* [What you should do]:
Print the entries underneath word for word, omitting whatever pictures they contain.

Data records
= Beginning of Section =

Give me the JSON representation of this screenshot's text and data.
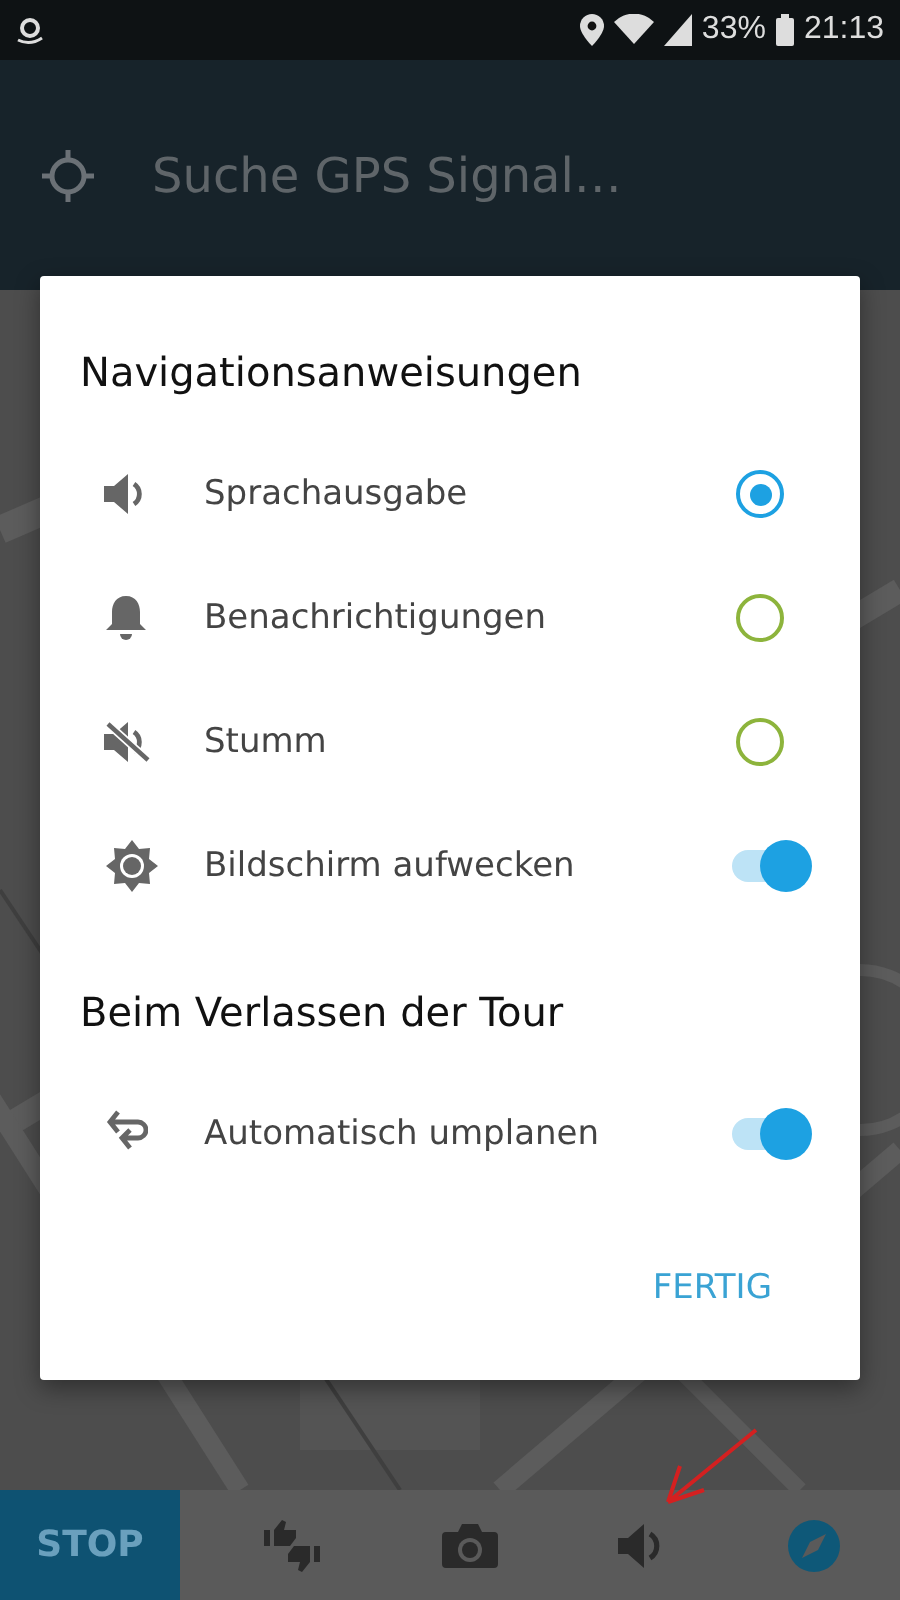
{
  "status_bar": {
    "battery": "33%",
    "time": "21:13"
  },
  "app_bar": {
    "title": "Suche GPS Signal…"
  },
  "dialog": {
    "sections": [
      {
        "title": "Navigationsanweisungen",
        "items": [
          {
            "kind": "radio",
            "label": "Sprachausgabe",
            "selected": true
          },
          {
            "kind": "radio",
            "label": "Benachrichtigungen",
            "selected": false
          },
          {
            "kind": "radio",
            "label": "Stumm",
            "selected": false
          },
          {
            "kind": "toggle",
            "label": "Bildschirm aufwecken",
            "on": true
          }
        ]
      },
      {
        "title": "Beim Verlassen der Tour",
        "items": [
          {
            "kind": "toggle",
            "label": "Automatisch umplanen",
            "on": true
          }
        ]
      }
    ],
    "button": "FERTIG"
  },
  "bottom_bar": {
    "stop": "STOP"
  }
}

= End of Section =

* [Exercise response]:
Give me the JSON representation of this screenshot's text and data.
{
  "status_bar": {
    "battery": "33%",
    "time": "21:13"
  },
  "app_bar": {
    "title": "Suche GPS Signal…"
  },
  "dialog": {
    "sections": [
      {
        "title": "Navigationsanweisungen",
        "items": [
          {
            "kind": "radio",
            "label": "Sprachausgabe",
            "selected": true
          },
          {
            "kind": "radio",
            "label": "Benachrichtigungen",
            "selected": false
          },
          {
            "kind": "radio",
            "label": "Stumm",
            "selected": false
          },
          {
            "kind": "toggle",
            "label": "Bildschirm aufwecken",
            "on": true
          }
        ]
      },
      {
        "title": "Beim Verlassen der Tour",
        "items": [
          {
            "kind": "toggle",
            "label": "Automatisch umplanen",
            "on": true
          }
        ]
      }
    ],
    "button": "FERTIG"
  },
  "bottom_bar": {
    "stop": "STOP"
  }
}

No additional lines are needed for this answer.